Depending on the thickness of the sash, you’ll need to make window stop for the backside of the opening so that the front of the sash sits flush with the door surface. Next, cut 3/8-in. x 1-1/2 in. pine moldings with your table saw and picture frame the window. To create a custom paneled door for the front and side entry doors, we cut 3/4-in. thick pine and glued and nailed it to the flat door surface as shown (Photo 31 and Figure D). Use 1x4s for the upper crosspieces and center stile and a wider 1x6 for the lower rail.
Once you’ve built the doors, you’ll need to set them into the opening and shim them flush with the door casing. Leave about a 1/16-in. gap on the side jamb and about 1/4 in. at the top and bottom. With the door shimmed in place, drill pilot holes for the hinges and install them with 2-in. lag screws.

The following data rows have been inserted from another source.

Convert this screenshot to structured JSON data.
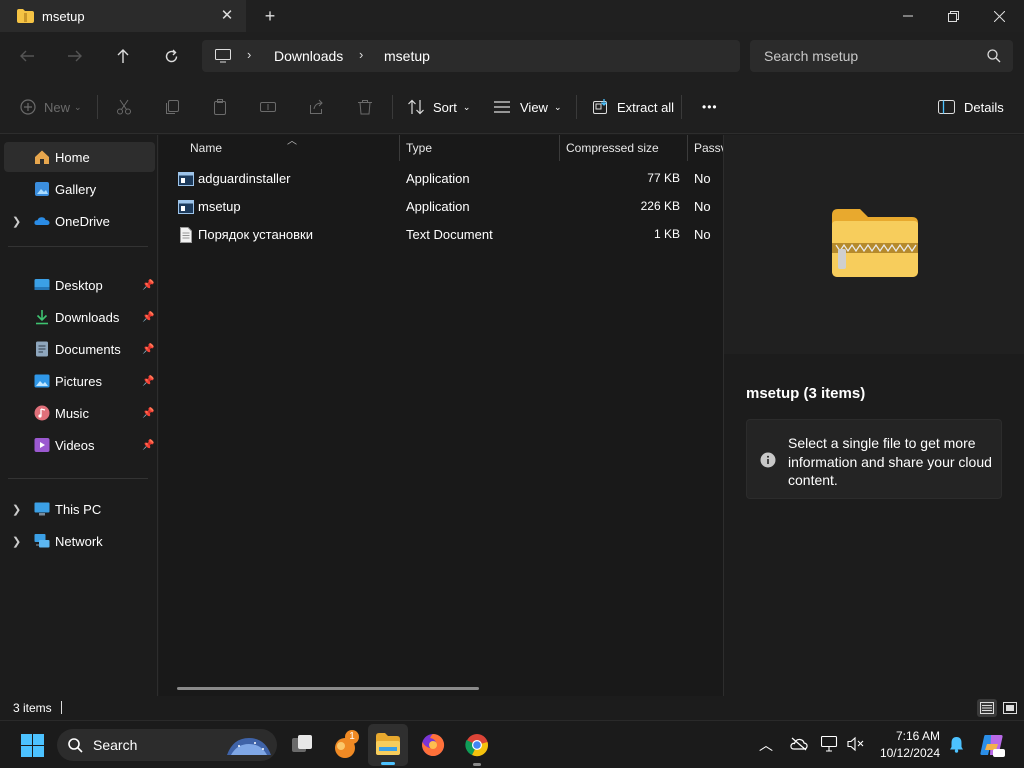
{
  "window": {
    "tab_title": "msetup",
    "tab_close": "✕",
    "new_tab": "+",
    "minimize": "—",
    "maximize": "❐",
    "close": "✕"
  },
  "address": {
    "breadcrumbs": [
      "Downloads",
      "msetup"
    ],
    "search_placeholder": "Search msetup"
  },
  "commands": {
    "new_label": "New",
    "sort_label": "Sort",
    "view_label": "View",
    "extract_label": "Extract all",
    "more_label": "•••",
    "details_label": "Details"
  },
  "sidebar": {
    "items": [
      {
        "label": "Home",
        "icon": "home-icon",
        "selected": true
      },
      {
        "label": "Gallery",
        "icon": "gallery-icon"
      },
      {
        "label": "OneDrive",
        "icon": "onedrive-icon"
      },
      {
        "label": "Desktop",
        "icon": "desktop-icon"
      },
      {
        "label": "Downloads",
        "icon": "downloads-icon"
      },
      {
        "label": "Documents",
        "icon": "documents-icon"
      },
      {
        "label": "Pictures",
        "icon": "pictures-icon"
      },
      {
        "label": "Music",
        "icon": "music-icon"
      },
      {
        "label": "Videos",
        "icon": "videos-icon"
      },
      {
        "label": "This PC",
        "icon": "this-pc-icon"
      },
      {
        "label": "Network",
        "icon": "network-icon"
      }
    ]
  },
  "filelist": {
    "columns": [
      "Name",
      "Type",
      "Compressed size",
      "Passv"
    ],
    "rows": [
      {
        "name": "adguardinstaller",
        "type": "Application",
        "size": "77 KB",
        "password": "No"
      },
      {
        "name": "msetup",
        "type": "Application",
        "size": "226 KB",
        "password": "No"
      },
      {
        "name": "Порядок установки",
        "type": "Text Document",
        "size": "1 KB",
        "password": "No"
      }
    ]
  },
  "preview": {
    "title": "msetup (3 items)",
    "info": "Select a single file to get more information and share your cloud content."
  },
  "status": {
    "count": "3 items"
  },
  "taskbar": {
    "search_label": "Search",
    "badge": "1",
    "time": "7:16 AM",
    "date": "10/12/2024"
  },
  "colors": {
    "accent": "#4cc2ff",
    "folder": "#f5c344"
  }
}
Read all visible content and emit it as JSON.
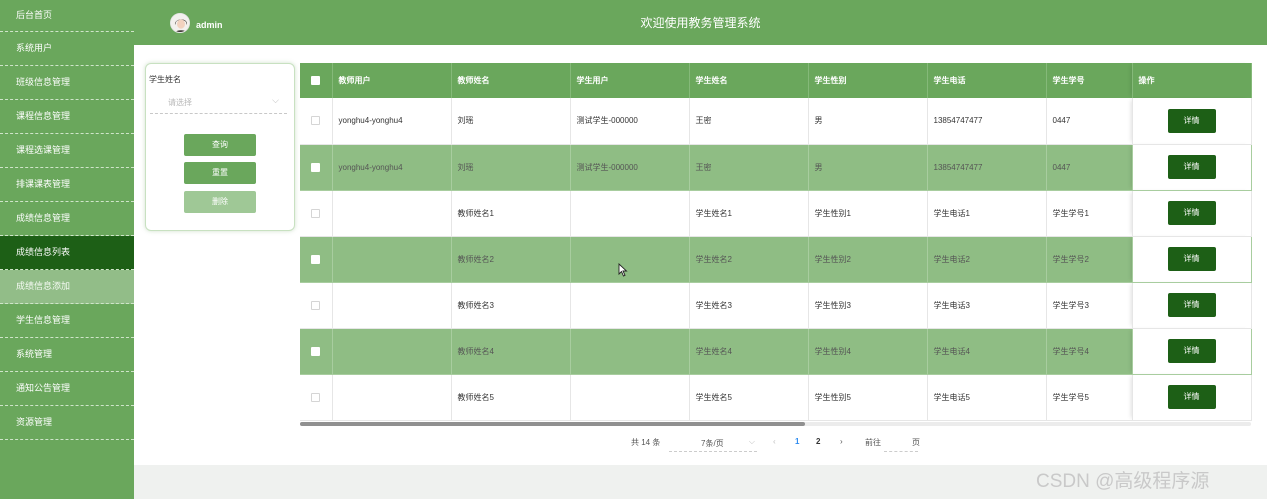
{
  "header": {
    "username": "admin",
    "title": "欢迎使用教务管理系统"
  },
  "sidebar": {
    "items": [
      {
        "label": "后台首页"
      },
      {
        "label": "系统用户"
      },
      {
        "label": "班级信息管理"
      },
      {
        "label": "课程信息管理"
      },
      {
        "label": "课程选课管理"
      },
      {
        "label": "排课课表管理"
      },
      {
        "label": "成绩信息管理"
      },
      {
        "label": "成绩信息列表",
        "active": true
      },
      {
        "label": "成绩信息添加",
        "sub": true
      },
      {
        "label": "学生信息管理"
      },
      {
        "label": "系统管理"
      },
      {
        "label": "通知公告管理"
      },
      {
        "label": "资源管理"
      }
    ]
  },
  "search": {
    "field_label": "学生姓名",
    "placeholder": "请选择",
    "query_label": "查询",
    "reset_label": "重置",
    "delete_label": "删除"
  },
  "table": {
    "columns": [
      "教师用户",
      "教师姓名",
      "学生用户",
      "学生姓名",
      "学生性别",
      "学生电话",
      "学生学号",
      "操作"
    ],
    "rows": [
      {
        "teacher_user": "yonghu4-yonghu4",
        "teacher_name": "刘瑶",
        "student_user": "测试学生-000000",
        "student_name": "王密",
        "gender": "男",
        "phone": "13854747477",
        "student_no": "0447",
        "action": "详情"
      },
      {
        "teacher_user": "yonghu4-yonghu4",
        "teacher_name": "刘瑶",
        "student_user": "测试学生-000000",
        "student_name": "王密",
        "gender": "男",
        "phone": "13854747477",
        "student_no": "0447",
        "action": "详情"
      },
      {
        "teacher_user": "",
        "teacher_name": "教师姓名1",
        "student_user": "",
        "student_name": "学生姓名1",
        "gender": "学生性别1",
        "phone": "学生电话1",
        "student_no": "学生学号1",
        "action": "详情"
      },
      {
        "teacher_user": "",
        "teacher_name": "教师姓名2",
        "student_user": "",
        "student_name": "学生姓名2",
        "gender": "学生性别2",
        "phone": "学生电话2",
        "student_no": "学生学号2",
        "action": "详情"
      },
      {
        "teacher_user": "",
        "teacher_name": "教师姓名3",
        "student_user": "",
        "student_name": "学生姓名3",
        "gender": "学生性别3",
        "phone": "学生电话3",
        "student_no": "学生学号3",
        "action": "详情"
      },
      {
        "teacher_user": "",
        "teacher_name": "教师姓名4",
        "student_user": "",
        "student_name": "学生姓名4",
        "gender": "学生性别4",
        "phone": "学生电话4",
        "student_no": "学生学号4",
        "action": "详情"
      },
      {
        "teacher_user": "",
        "teacher_name": "教师姓名5",
        "student_user": "",
        "student_name": "学生姓名5",
        "gender": "学生性别5",
        "phone": "学生电话5",
        "student_no": "学生学号5",
        "action": "详情"
      }
    ]
  },
  "pagination": {
    "total": "共 14 条",
    "page_size": "7条/页",
    "prev": "‹",
    "page1": "1",
    "page2": "2",
    "next": "›",
    "goto": "前往",
    "page_unit": "页"
  },
  "watermark": "CSDN @高级程序源",
  "colors": {
    "primary": "#6aa75c",
    "active": "#1d5f16",
    "row_alt": "#8fbd84"
  }
}
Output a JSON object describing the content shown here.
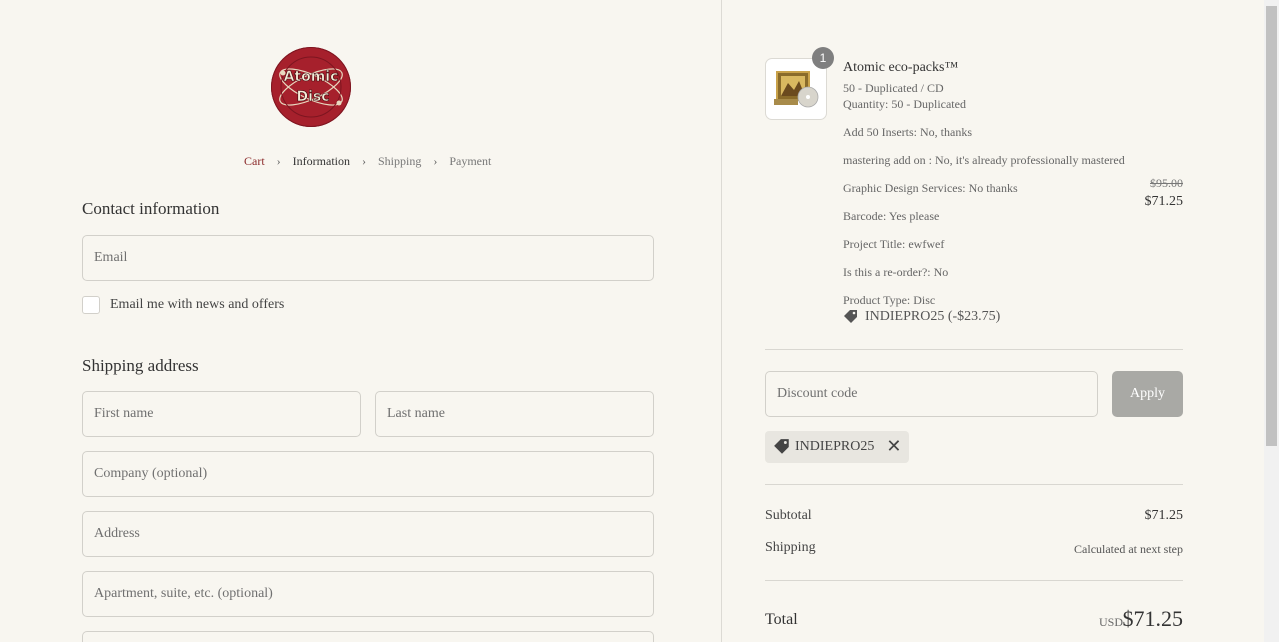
{
  "brand": {
    "logo_text_line1": "Atomic",
    "logo_text_line2": "Disc",
    "logo_color": "#a6202c"
  },
  "breadcrumb": {
    "items": [
      {
        "label": "Cart"
      },
      {
        "label": "Information"
      },
      {
        "label": "Shipping"
      },
      {
        "label": "Payment"
      }
    ]
  },
  "contact": {
    "title": "Contact information",
    "email_placeholder": "Email",
    "newsletter_label": "Email me with news and offers"
  },
  "shipping": {
    "title": "Shipping address",
    "first_name_placeholder": "First name",
    "last_name_placeholder": "Last name",
    "company_placeholder": "Company (optional)",
    "address_placeholder": "Address",
    "apartment_placeholder": "Apartment, suite, etc. (optional)"
  },
  "order": {
    "quantity_badge": "1",
    "product_name": "Atomic eco-packs™",
    "variant": "50 - Duplicated / CD",
    "quantity_line": "Quantity: 50 - Duplicated",
    "options": [
      "Add 50 Inserts: No, thanks",
      "mastering add on : No, it's already professionally mastered",
      "Graphic Design Services: No thanks",
      "Barcode: Yes please",
      "Project Title: ewfwef",
      "Is this a re-order?: No",
      "Product Type: Disc"
    ],
    "original_price": "$95.00",
    "price": "$71.25",
    "applied_discount": "INDIEPRO25 (-$23.75)"
  },
  "discount": {
    "placeholder": "Discount code",
    "apply_label": "Apply",
    "chip_code": "INDIEPRO25"
  },
  "summary": {
    "subtotal_label": "Subtotal",
    "subtotal_value": "$71.25",
    "shipping_label": "Shipping",
    "shipping_value": "Calculated at next step",
    "total_label": "Total",
    "currency": "USD",
    "total_value": "$71.25"
  }
}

Choose hinges with wide flanges so the screws will go through the trim and enter the trimmer stud behind. Hang the other doors in the same manner.
Cut two identical pieces of plywood 23 in. wide and 36 in. tall for the front and back. Measure up the sides 24 in. and cut a 45-degree angle at the top of each piece, then cut out the notch in the bottom at 45 degrees to conform to the roof.
The right and left sides of the cupola are 24 in. square. Cut 2x2s to length to fit into each corner and then nail the sides to the front and back through the 2x2s to create a box with exterior dimensions of 24 in. Next, nail in the 2x2 ridge between the peaks of the gable ends.
To complete the cupola, just cut openings in the sides for the louvers and then cut the louvers from a bifold door. We purchased a 36-in.bifold door at a home center and used only half of it (Photo 32).Nail the louvered sections to each side and then nail 2x2s along the roof cutouts in the front and back.
Cut a hole in the roof sheathing with your circular saw (Photo 33) for the cupola, then carry the unfinished cupola up to install it while it’s still lightweight enough to maneuver. Position the cupola on the roof opening and then screw it to the roof from underneath, through the roof sheathing into the 2x2s.Next, add the roof pieces and the trim as shown in Figure D.
- Figure C: Rafter tail extension detail
- Figure C: Decorative collar tie detail
- Figure C: Main rafter detail
- Figure C: Decorative cupola collar tie detail
- Figure D: Shed trim
- Figure D: Detail of eave trim
- Shopping List (Shed)
- Shopping List (Slab)
- Figure A: Slab and stud detail
- Figure B: Shed framing detail